Staycationing: A Sign of the Times

At what point did Dorothy’s saying, “There’s no place like home,” turn into the motto for staycationers across America? Very, very recently. With soaring gas prices and airfares, a bottomed-out economy, and little time to take off from your job lest you lose it to one of the 10% of Americans who are unemployed and eager to step in for you, it’s easy to see why staying home is the safest, cheapest, and best option for families across the nation. The problem with staycationing has little to do with relaxation. That should and can happen anywhere as long as you let it. The real problem with staycationing has more to do with psychological welfare and distance from the familiar.

There really is no place like home if you’re like me and live in Hawaii, a paradise in its own right. It gets a little trickier, however, if you are one of the millions of people who are right now freezing your tooshy off in the Midwest and Northeast.The reality is that we all can’t be like Paris Hilton and jetset to desirable destinations all the time. We have to be creative at times, and that is a very healthy and perfectly acceptable thing for even the most well-traveled people in this world.

If you’re looking for a few good tips on how to plan a satisfying staycation, you can start by reading these two articles from MSNBC and CNN Travel. I like what MSNBC has to say about preparing for your “trip” as if you are leaving your house even though you aren’t, and what CNN says about “unplugging” your technology to de-stress. Fellow Gadling writers Jeremy and Anna have some other great staycation tips that are worth checking out too.
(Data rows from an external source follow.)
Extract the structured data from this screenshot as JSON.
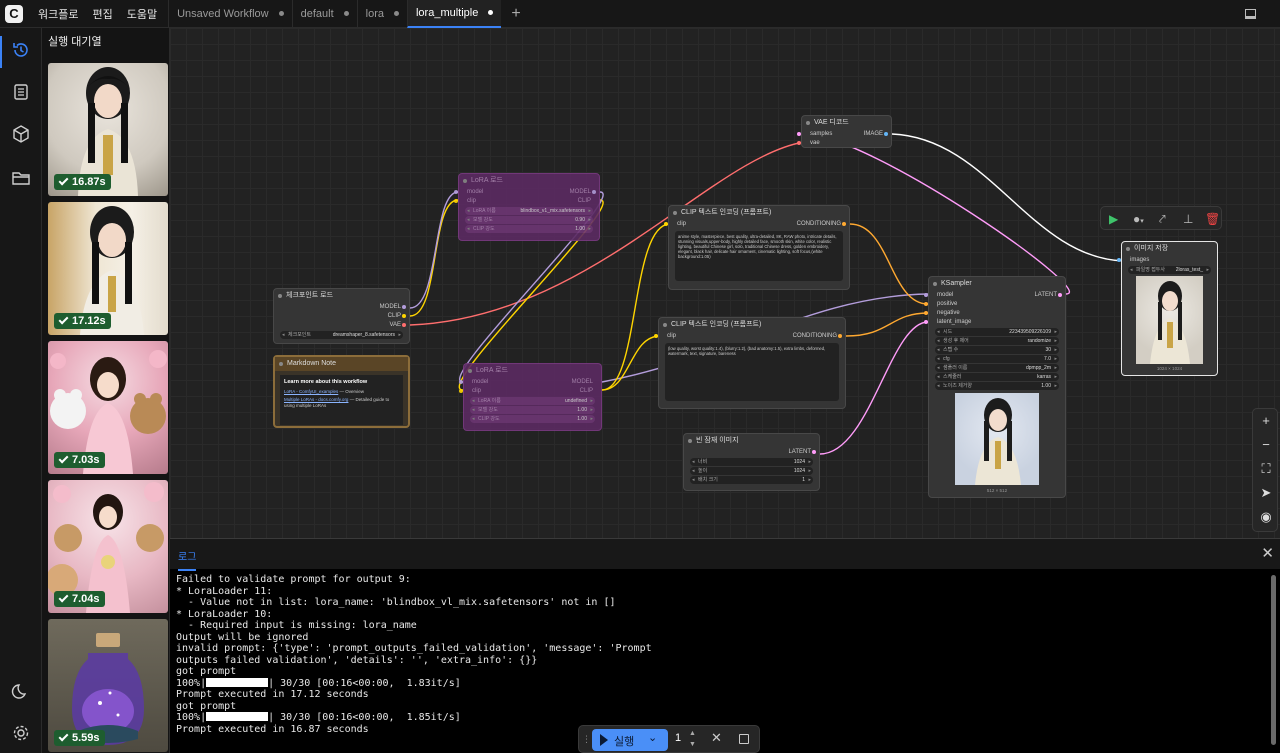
{
  "topbar": {
    "menus": [
      "워크플로",
      "편집",
      "도움말"
    ],
    "tabs": [
      {
        "label": "Unsaved Workflow",
        "active": false
      },
      {
        "label": "default",
        "active": false
      },
      {
        "label": "lora",
        "active": false
      },
      {
        "label": "lora_multiple",
        "active": true
      }
    ],
    "new_tab": "+"
  },
  "queue": {
    "title": "실행 대기열",
    "items": [
      {
        "time": "16.87s"
      },
      {
        "time": "17.12s"
      },
      {
        "time": "7.03s"
      },
      {
        "time": "7.04s"
      },
      {
        "time": "5.59s"
      }
    ]
  },
  "nodes": {
    "lora1": {
      "title": "LoRA 로드",
      "out_model": "MODEL",
      "out_clip": "CLIP",
      "in_model": "model",
      "in_clip": "clip",
      "w_name": "LoRA 이름",
      "w_name_val": "blindbox_v1_mix.safetensors",
      "w_model": "모델 강도",
      "w_model_val": "0.90",
      "w_clip": "CLIP 강도",
      "w_clip_val": "1.00"
    },
    "lora2": {
      "title": "LoRA 로드",
      "out_model": "MODEL",
      "out_clip": "CLIP",
      "in_model": "model",
      "in_clip": "clip",
      "w_name": "LoRA 이름",
      "w_name_val": "undefined",
      "w_model": "모델 강도",
      "w_model_val": "1.00",
      "w_clip": "CLIP 강도",
      "w_clip_val": "1.00"
    },
    "checkpoint": {
      "title": "체크포인트 로드",
      "out_model": "MODEL",
      "out_clip": "CLIP",
      "out_vae": "VAE",
      "w_ckpt": "체크포인트",
      "w_ckpt_val": "dreamshaper_8.safetensors"
    },
    "note": {
      "title": "Markdown Note",
      "heading": "Learn more about this workflow",
      "link1": "LoRA - ComfyUI_examples",
      "link1_suffix": " — Overview",
      "link2": "Multiple LoRAs - docs.comfy.org",
      "link2_suffix": " — Detailed guide to using multiple LoRAs"
    },
    "clip_pos": {
      "title": "CLIP 텍스트 인코딩 (프롬프트)",
      "in_clip": "clip",
      "out": "CONDITIONING",
      "text": "anime style, masterpiece, best quality, ultra-detailed, 8K, RAW photo, intricate details, stunning visuals,upper-body, highly detailed face, smooth skin, white color, realistic lighting, beautiful Chinese girl, solo, traditional Chinese dress, golden embroidery, elegant, black hair, delicate hair ornament, cinematic lighting, soft focus,(white background:1.05)"
    },
    "clip_neg": {
      "title": "CLIP 텍스트 인코딩 (프롬프트)",
      "in_clip": "clip",
      "out": "CONDITIONING",
      "text": "(low quality, worst quality:1.4), (blurry:1.2), (bad anatomy:1.5), extra limbs, deformed, watermark, text, signature, bareness"
    },
    "vae": {
      "title": "VAE 디코드",
      "in_samples": "samples",
      "in_vae": "vae",
      "out": "IMAGE"
    },
    "ksampler": {
      "title": "KSampler",
      "in_model": "model",
      "in_pos": "positive",
      "in_neg": "negative",
      "in_latent": "latent_image",
      "out": "LATENT",
      "w_seed": "시드",
      "w_seed_val": "223439509226109",
      "w_ctrl": "생성 후 제어",
      "w_ctrl_val": "randomize",
      "w_steps": "스텝 수",
      "w_steps_val": "30",
      "w_cfg": "cfg",
      "w_cfg_val": "7.0",
      "w_sampler": "샘플러 이름",
      "w_sampler_val": "dpmpp_2m",
      "w_sched": "스케줄러",
      "w_sched_val": "karras",
      "w_denoise": "노이즈 제거양",
      "w_denoise_val": "1.00",
      "dims": "512 × 512"
    },
    "empty": {
      "title": "빈 잠재 이미지",
      "out": "LATENT",
      "w_w": "너비",
      "w_w_val": "1024",
      "w_h": "높이",
      "w_h_val": "1024",
      "w_b": "배치 크기",
      "w_b_val": "1"
    },
    "save": {
      "title": "이미지 저장",
      "in_images": "images",
      "w_prefix": "파일명 접두사",
      "w_prefix_val": "2loras_test_",
      "dims": "1024 × 1024"
    }
  },
  "log": {
    "tab": "로그",
    "lines": [
      "Failed to validate prompt for output 9:",
      "* LoraLoader 11:",
      "  - Value not in list: lora_name: 'blindbox_vl_mix.safetensors' not in []",
      "* LoraLoader 10:",
      "  - Required input is missing: lora_name",
      "Output will be ignored",
      "invalid prompt: {'type': 'prompt_outputs_failed_validation', 'message': 'Prompt",
      "outputs failed validation', 'details': '', 'extra_info': {}}",
      "got prompt"
    ],
    "progress1_pre": "100%|",
    "progress1_post": "| 30/30 [00:16<00:00,  1.83it/s]",
    "line_exec1": "Prompt executed in 17.12 seconds",
    "line_got2": "got prompt",
    "progress2_pre": "100%|",
    "progress2_post": "| 30/30 [00:16<00:00,  1.85it/s]",
    "line_exec2": "Prompt executed in 16.87 seconds"
  },
  "runbar": {
    "label": "실행",
    "count": "1"
  }
}
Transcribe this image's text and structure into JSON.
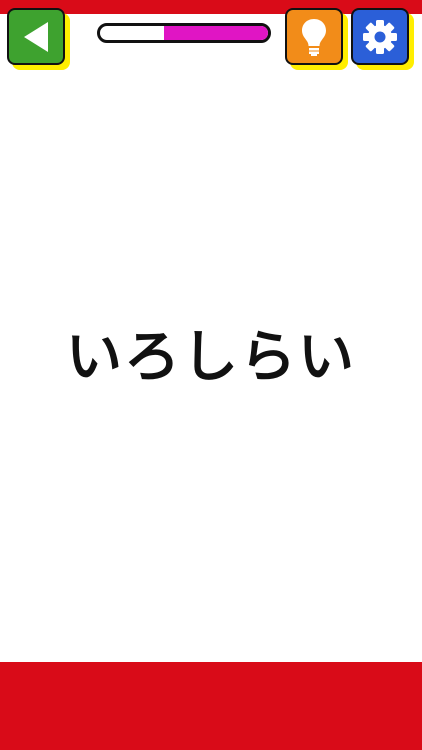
{
  "game": {
    "word": "いろしらい",
    "progress": 0.62
  },
  "buttons": {
    "back": {
      "icon": "play-back-icon",
      "color": "#3ea22f"
    },
    "hint": {
      "icon": "lightbulb-icon",
      "color": "#f28c19"
    },
    "settings": {
      "icon": "gear-icon",
      "color": "#2b5fd8"
    }
  },
  "colors": {
    "frame_red": "#d90b18",
    "button_shadow": "#ffee00",
    "progress_fill": "#e015c4"
  }
}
So grab a great DVD from Blockbuster, or dust off those cross-country skis in your garage. There’s no better time than now to have a staycation in your backyard.